## Exercise instructions:
Your answer must be an exact copy of the records, with no pictures included.

[Dataset rows for apps and sites]
::::::::::

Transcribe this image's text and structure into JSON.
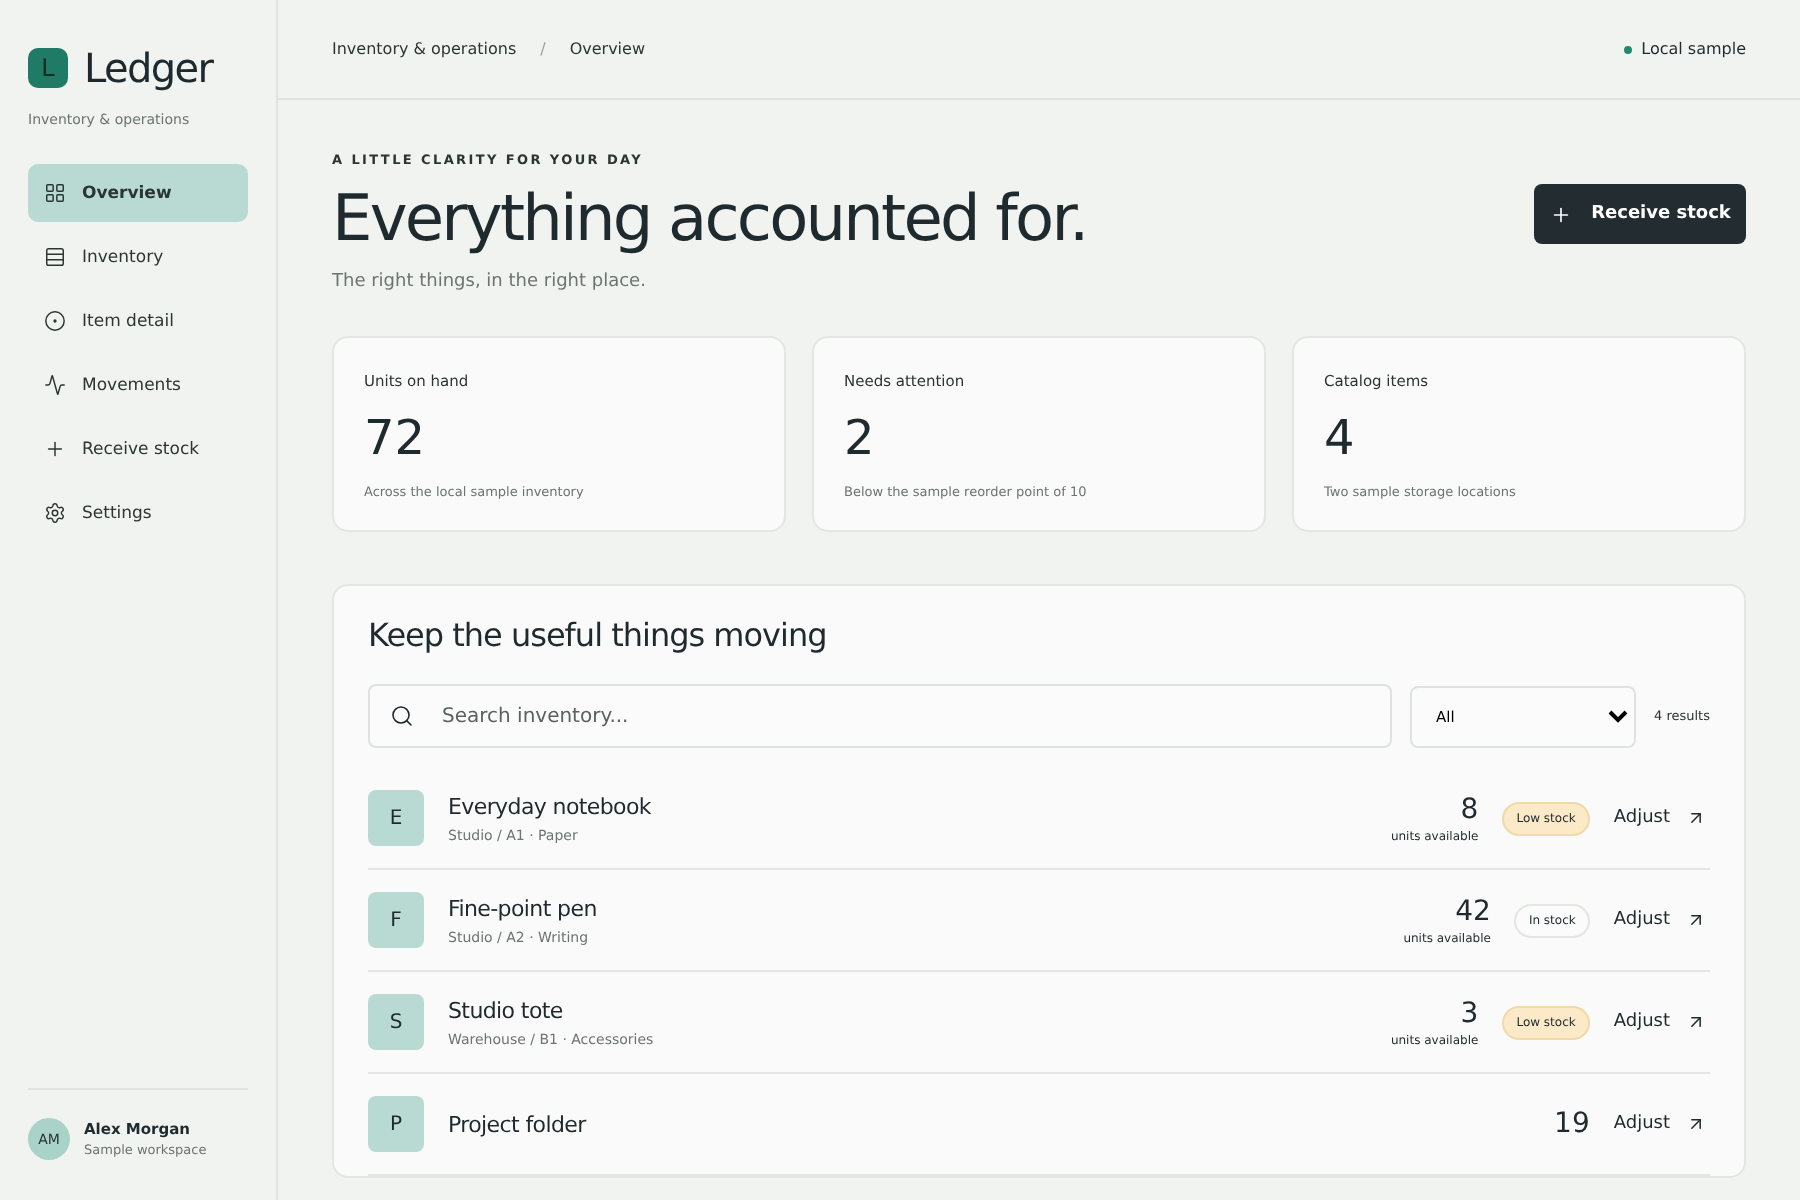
{
  "brand": {
    "logo_letter": "L",
    "name": "Ledger",
    "subtitle": "Inventory & operations"
  },
  "nav": [
    {
      "label": "Overview",
      "selected": true
    },
    {
      "label": "Inventory",
      "selected": false
    },
    {
      "label": "Item detail",
      "selected": false
    },
    {
      "label": "Movements",
      "selected": false
    },
    {
      "label": "Receive stock",
      "selected": false
    },
    {
      "label": "Settings",
      "selected": false
    }
  ],
  "user": {
    "initials": "AM",
    "name": "Alex Morgan",
    "workspace": "Sample workspace"
  },
  "breadcrumb": [
    "Inventory & operations",
    "/",
    "Overview"
  ],
  "status": {
    "label": "Local sample",
    "color": "#1f8a6e"
  },
  "hero": {
    "eyebrow": "A LITTLE CLARITY FOR YOUR DAY",
    "title": "Everything accounted for.",
    "subtitle": "The right things, in the right place.",
    "button": "Receive stock"
  },
  "stats": [
    {
      "label": "Units on hand",
      "value": "72",
      "note": "Across the local sample inventory"
    },
    {
      "label": "Needs attention",
      "value": "2",
      "note": "Below the sample reorder point of 10"
    },
    {
      "label": "Catalog items",
      "value": "4",
      "note": "Two sample storage locations"
    }
  ],
  "panel": {
    "title": "Keep the useful things moving",
    "search_placeholder": "Search inventory...",
    "filter": "All",
    "results": "4 results",
    "items": [
      {
        "letter": "E",
        "name": "Everyday notebook",
        "location": "Studio / A1 · Paper",
        "qty": "8",
        "qty_label": "units available",
        "badge": "Low stock",
        "kind": "low",
        "action": "Adjust"
      },
      {
        "letter": "F",
        "name": "Fine-point pen",
        "location": "Studio / A2 · Writing",
        "qty": "42",
        "qty_label": "units available",
        "badge": "In stock",
        "kind": "ok",
        "action": "Adjust"
      },
      {
        "letter": "S",
        "name": "Studio tote",
        "location": "Warehouse / B1 · Accessories",
        "qty": "3",
        "qty_label": "units available",
        "badge": "Low stock",
        "kind": "low",
        "action": "Adjust"
      },
      {
        "letter": "P",
        "name": "Project folder",
        "qty": "19",
        "action": "Adjust"
      }
    ]
  }
}
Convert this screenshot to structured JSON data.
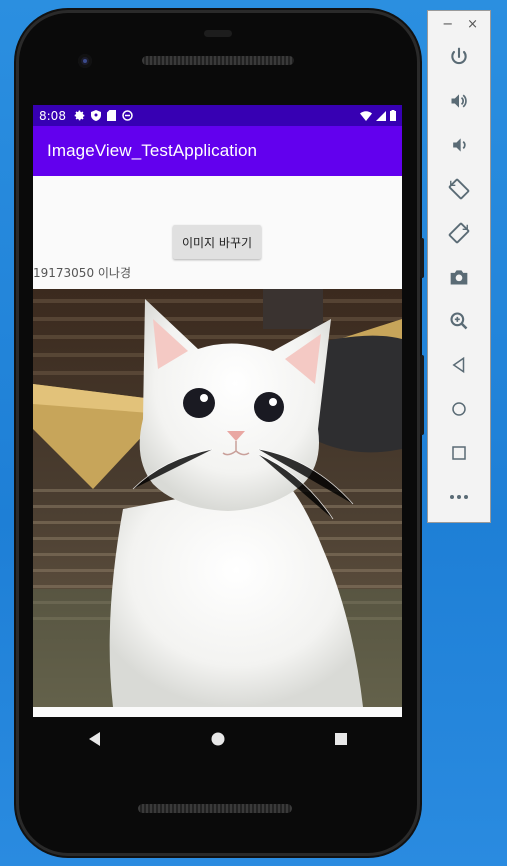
{
  "statusbar": {
    "time": "8:08",
    "icons_left": [
      "settings-icon",
      "shield-icon",
      "sd-card-icon",
      "sync-icon"
    ],
    "icons_right": [
      "wifi-icon",
      "signal-icon",
      "battery-icon"
    ]
  },
  "appbar": {
    "title": "ImageView_TestApplication"
  },
  "content": {
    "button_label": "이미지 바꾸기",
    "caption": "19173050 이나경",
    "image": "white-kitten-photo"
  },
  "navbar": {
    "buttons": [
      "back-icon",
      "home-icon",
      "recents-icon"
    ]
  },
  "emulator_toolbar": {
    "window_controls": [
      "−",
      "×"
    ],
    "items": [
      "power-icon",
      "volume-up-icon",
      "volume-down-icon",
      "rotate-left-icon",
      "rotate-right-icon",
      "camera-icon",
      "zoom-icon",
      "back-icon",
      "home-icon",
      "overview-icon",
      "more-icon"
    ]
  },
  "colors": {
    "statusbar": "#3700b3",
    "appbar": "#6200ee",
    "desktop": "#1e7fd6"
  }
}
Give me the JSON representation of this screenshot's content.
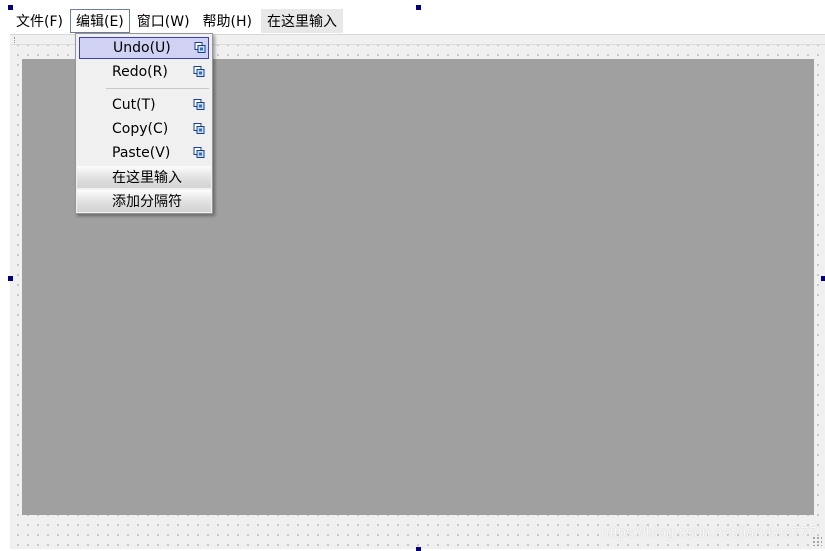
{
  "menubar": {
    "items": [
      {
        "label": "文件(F)"
      },
      {
        "label": "编辑(E)"
      },
      {
        "label": "窗口(W)"
      },
      {
        "label": "帮助(H)"
      },
      {
        "label": "在这里输入"
      }
    ]
  },
  "edit_menu": {
    "items": [
      {
        "label": "Undo(U)",
        "icon": "action-icon"
      },
      {
        "label": "Redo(R)",
        "icon": "action-icon"
      },
      {
        "label": "Cut(T)",
        "icon": "action-icon"
      },
      {
        "label": "Copy(C)",
        "icon": "action-icon"
      },
      {
        "label": "Paste(V)",
        "icon": "action-icon"
      }
    ],
    "type_here": "在这里输入",
    "add_separator": "添加分隔符"
  },
  "watermark": "https://blog.csdn.net/jiaruitao777",
  "colors": {
    "selection_fill": "#d0d2f4",
    "selection_border": "#3b40b8",
    "client_area": "#a0a0a0",
    "handle": "#000080"
  }
}
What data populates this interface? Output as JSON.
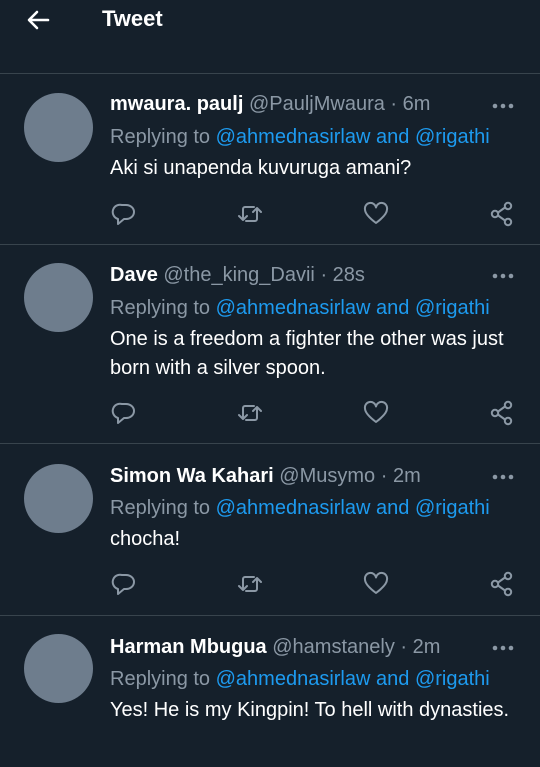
{
  "header": {
    "title": "Tweet",
    "back_icon": "arrow-left-icon"
  },
  "colors": {
    "background": "#15202b",
    "accent": "#1d9bf0",
    "muted": "#8b98a5",
    "divider": "#38444d"
  },
  "tweets": [
    {
      "name": "mwaura. paulj",
      "handle": "@PauljMwaura",
      "sep": "·",
      "time": "6m",
      "reply_prefix": "Replying to",
      "mention1": "@ahmednasirlaw",
      "and": "and",
      "mention2": "@rigathi",
      "text": "Aki si unapenda kuvuruga amani?"
    },
    {
      "name": "Dave",
      "handle": "@the_king_Davii",
      "sep": "·",
      "time": "28s",
      "reply_prefix": "Replying to",
      "mention1": "@ahmednasirlaw",
      "and": "and",
      "mention2": "@rigathi",
      "text": "One is a freedom a fighter the other was just born with a silver spoon."
    },
    {
      "name": "Simon Wa Kahari",
      "handle": "@Musymo",
      "sep": "·",
      "time": "2m",
      "reply_prefix": "Replying to",
      "mention1": "@ahmednasirlaw",
      "and": "and",
      "mention2": "@rigathi",
      "text": "chocha!"
    },
    {
      "name": "Harman Mbugua",
      "handle": "@hamstanely",
      "sep": "·",
      "time": "2m",
      "reply_prefix": "Replying to",
      "mention1": "@ahmednasirlaw",
      "and": "and",
      "mention2": "@rigathi",
      "text": "Yes! He is my Kingpin! To hell with dynasties."
    }
  ],
  "action_icons": [
    "reply-icon",
    "retweet-icon",
    "like-icon",
    "share-icon"
  ]
}
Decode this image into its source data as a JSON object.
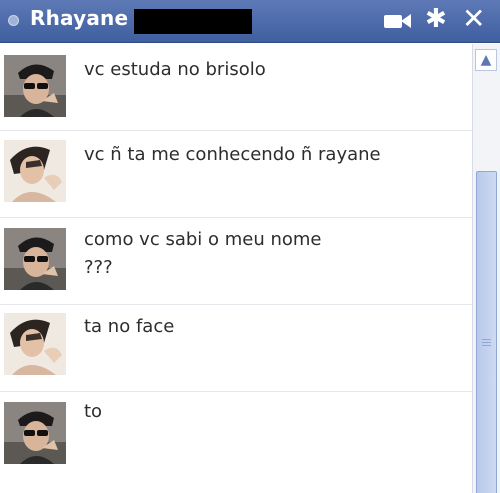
{
  "header": {
    "contact_name": "Rhayane",
    "icons": [
      "status-dot-icon",
      "video-camera-icon",
      "gear-icon",
      "close-icon"
    ]
  },
  "messages": [
    {
      "text": "vc estuda no brisolo",
      "avatar": "sender-avatar"
    },
    {
      "text": "vc ñ ta me conhecendo ñ rayane",
      "avatar": "contact-avatar"
    },
    {
      "text": "como vc sabi o meu nome\n???",
      "avatar": "sender-avatar"
    },
    {
      "text": "ta no face",
      "avatar": "contact-avatar"
    },
    {
      "text": "to",
      "avatar": "sender-avatar"
    }
  ],
  "colors": {
    "titlebar": "#4a67a8",
    "text": "#2d2d2d",
    "separator": "#e4e6eb",
    "scroll_thumb": "#c3d2ee"
  }
}
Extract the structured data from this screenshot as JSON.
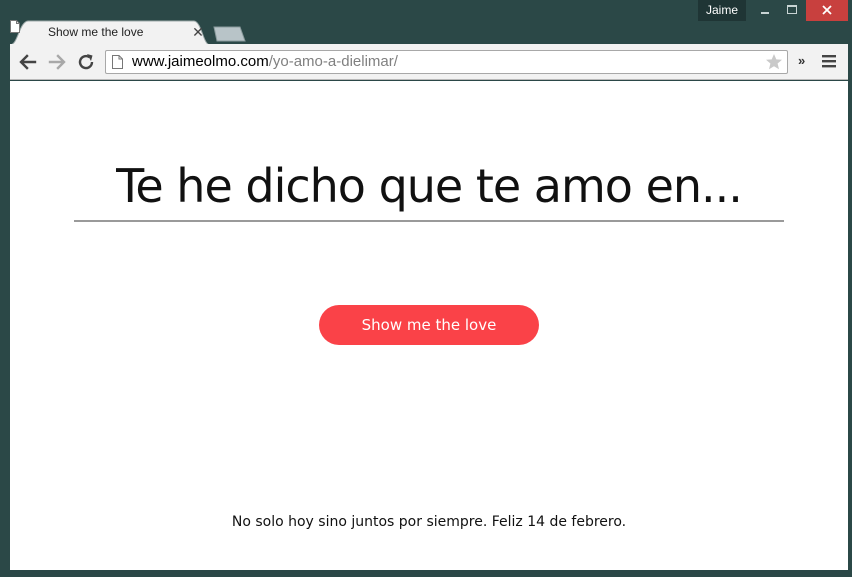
{
  "window": {
    "profile_name": "Jaime",
    "minimize_label": "minimize",
    "maximize_label": "maximize",
    "close_label": "close"
  },
  "tab": {
    "title": "Show me the love",
    "close_glyph": "✕"
  },
  "toolbar": {
    "url_host": "www.jaimeolmo.com",
    "url_path": "/yo-amo-a-dielimar/",
    "extensions_glyph": "»"
  },
  "page": {
    "headline": "Te he dicho que te amo en...",
    "button_label": "Show me the love",
    "footer": "No solo hoy sino juntos por siempre. Feliz 14 de febrero."
  },
  "colors": {
    "accent_button": "#fa4248",
    "window_frame": "#2b4847",
    "close_button": "#c8403e"
  },
  "icons": [
    "page-icon",
    "back-arrow-icon",
    "forward-arrow-icon",
    "reload-icon",
    "star-icon",
    "menu-icon",
    "close-icon"
  ]
}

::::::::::

## Response below:
Transcribe this image's text and structure into JSON.
{
  "brand": {
    "logo_letter": "L",
    "name": "Ledger",
    "subtitle": "Inventory & operations"
  },
  "nav": [
    {
      "label": "Overview",
      "selected": true
    },
    {
      "label": "Inventory",
      "selected": false
    },
    {
      "label": "Item detail",
      "selected": false
    },
    {
      "label": "Movements",
      "selected": false
    },
    {
      "label": "Receive stock",
      "selected": false
    },
    {
      "label": "Settings",
      "selected": false
    }
  ],
  "user": {
    "initials": "AM",
    "name": "Alex Morgan",
    "workspace": "Sample workspace"
  },
  "breadcrumb": [
    "Inventory & operations",
    "/",
    "Overview"
  ],
  "status": {
    "label": "Local sample",
    "color": "#1f8a6e"
  },
  "hero": {
    "eyebrow": "A LITTLE CLARITY FOR YOUR DAY",
    "title": "Everything accounted for.",
    "subtitle": "The right things, in the right place.",
    "button": "Receive stock"
  },
  "stats": [
    {
      "label": "Units on hand",
      "value": "72",
      "note": "Across the local sample inventory"
    },
    {
      "label": "Needs attention",
      "value": "2",
      "note": "Below the sample reorder point of 10"
    },
    {
      "label": "Catalog items",
      "value": "4",
      "note": "Two sample storage locations"
    }
  ],
  "panel": {
    "title": "Keep the useful things moving",
    "search_placeholder": "Search inventory...",
    "filter": "All",
    "results": "4 results",
    "items": [
      {
        "letter": "E",
        "name": "Everyday notebook",
        "location": "Studio / A1 · Paper",
        "qty": "8",
        "qty_label": "units available",
        "badge": "Low stock",
        "kind": "low",
        "action": "Adjust"
      },
      {
        "letter": "F",
        "name": "Fine-point pen",
        "location": "Studio / A2 · Writing",
        "qty": "42",
        "qty_label": "units available",
        "badge": "In stock",
        "kind": "ok",
        "action": "Adjust"
      },
      {
        "letter": "S",
        "name": "Studio tote",
        "location": "Warehouse / B1 · Accessories",
        "qty": "3",
        "qty_label": "units available",
        "badge": "Low stock",
        "kind": "low",
        "action": "Adjust"
      },
      {
        "letter": "P",
        "name": "Project folder",
        "qty": "19",
        "action": "Adjust"
      }
    ]
  }
}
Convert this screenshot to structured JSON data.
{
  "statusbar": {
    "time": "8:08",
    "icons_left": [
      "settings-icon",
      "shield-icon",
      "sd-card-icon",
      "sync-icon"
    ],
    "icons_right": [
      "wifi-icon",
      "signal-icon",
      "battery-icon"
    ]
  },
  "appbar": {
    "title": "ImageView_TestApplication"
  },
  "content": {
    "button_label": "이미지 바꾸기",
    "caption": "19173050 이나경",
    "image": "white-kitten-photo"
  },
  "navbar": {
    "buttons": [
      "back-icon",
      "home-icon",
      "recents-icon"
    ]
  },
  "emulator_toolbar": {
    "window_controls": [
      "−",
      "×"
    ],
    "items": [
      "power-icon",
      "volume-up-icon",
      "volume-down-icon",
      "rotate-left-icon",
      "rotate-right-icon",
      "camera-icon",
      "zoom-icon",
      "back-icon",
      "home-icon",
      "overview-icon",
      "more-icon"
    ]
  },
  "colors": {
    "statusbar": "#3700b3",
    "appbar": "#6200ee",
    "desktop": "#1e7fd6"
  }
}
Give me the JSON representation of this screenshot's content.
{
  "menubar": {
    "items": [
      {
        "label": "文件(F)"
      },
      {
        "label": "编辑(E)"
      },
      {
        "label": "窗口(W)"
      },
      {
        "label": "帮助(H)"
      },
      {
        "label": "在这里输入"
      }
    ]
  },
  "edit_menu": {
    "items": [
      {
        "label": "Undo(U)",
        "icon": "action-icon"
      },
      {
        "label": "Redo(R)",
        "icon": "action-icon"
      },
      {
        "label": "Cut(T)",
        "icon": "action-icon"
      },
      {
        "label": "Copy(C)",
        "icon": "action-icon"
      },
      {
        "label": "Paste(V)",
        "icon": "action-icon"
      }
    ],
    "type_here": "在这里输入",
    "add_separator": "添加分隔符"
  },
  "watermark": "https://blog.csdn.net/jiaruitao777",
  "colors": {
    "selection_fill": "#d0d2f4",
    "selection_border": "#3b40b8",
    "client_area": "#a0a0a0",
    "handle": "#000080"
  }
}
What data populates this interface? Output as JSON.
{
  "header": {
    "title": "Tweet",
    "back_icon": "arrow-left-icon"
  },
  "colors": {
    "background": "#15202b",
    "accent": "#1d9bf0",
    "muted": "#8b98a5",
    "divider": "#38444d"
  },
  "tweets": [
    {
      "name": "mwaura. paulj",
      "handle": "@PauljMwaura",
      "sep": "·",
      "time": "6m",
      "reply_prefix": "Replying to",
      "mention1": "@ahmednasirlaw",
      "and": "and",
      "mention2": "@rigathi",
      "text": "Aki si unapenda kuvuruga amani?"
    },
    {
      "name": "Dave",
      "handle": "@the_king_Davii",
      "sep": "·",
      "time": "28s",
      "reply_prefix": "Replying to",
      "mention1": "@ahmednasirlaw",
      "and": "and",
      "mention2": "@rigathi",
      "text": "One is a freedom a fighter the other was just born with a silver spoon."
    },
    {
      "name": "Simon Wa Kahari",
      "handle": "@Musymo",
      "sep": "·",
      "time": "2m",
      "reply_prefix": "Replying to",
      "mention1": "@ahmednasirlaw",
      "and": "and",
      "mention2": "@rigathi",
      "text": "chocha!"
    },
    {
      "name": "Harman Mbugua",
      "handle": "@hamstanely",
      "sep": "·",
      "time": "2m",
      "reply_prefix": "Replying to",
      "mention1": "@ahmednasirlaw",
      "and": "and",
      "mention2": "@rigathi",
      "text": "Yes! He is my Kingpin! To hell with dynasties."
    }
  ],
  "action_icons": [
    "reply-icon",
    "retweet-icon",
    "like-icon",
    "share-icon"
  ]
}
Decode this image into its source data as a JSON object.
{
  "header": {
    "contact_name": "Rhayane",
    "icons": [
      "status-dot-icon",
      "video-camera-icon",
      "gear-icon",
      "close-icon"
    ]
  },
  "messages": [
    {
      "text": "vc estuda no brisolo",
      "avatar": "sender-avatar"
    },
    {
      "text": "vc ñ ta me conhecendo ñ rayane",
      "avatar": "contact-avatar"
    },
    {
      "text": "como vc sabi o meu nome\n???",
      "avatar": "sender-avatar"
    },
    {
      "text": "ta no face",
      "avatar": "contact-avatar"
    },
    {
      "text": "to",
      "avatar": "sender-avatar"
    }
  ],
  "colors": {
    "titlebar": "#4a67a8",
    "text": "#2d2d2d",
    "separator": "#e4e6eb",
    "scroll_thumb": "#c3d2ee"
  }
}
Extract the structured data from this screenshot as JSON.
{
  "window": {
    "profile_name": "Jaime",
    "minimize_label": "minimize",
    "maximize_label": "maximize",
    "close_label": "close"
  },
  "tab": {
    "title": "Show me the love",
    "close_glyph": "✕"
  },
  "toolbar": {
    "url_host": "www.jaimeolmo.com",
    "url_path": "/yo-amo-a-dielimar/",
    "extensions_glyph": "»"
  },
  "page": {
    "headline": "Te he dicho que te amo en...",
    "button_label": "Show me the love",
    "footer": "No solo hoy sino juntos por siempre. Feliz 14 de febrero."
  },
  "colors": {
    "accent_button": "#fa4248",
    "window_frame": "#2b4847",
    "close_button": "#c8403e"
  },
  "icons": [
    "page-icon",
    "back-arrow-icon",
    "forward-arrow-icon",
    "reload-icon",
    "star-icon",
    "menu-icon",
    "close-icon"
  ]
}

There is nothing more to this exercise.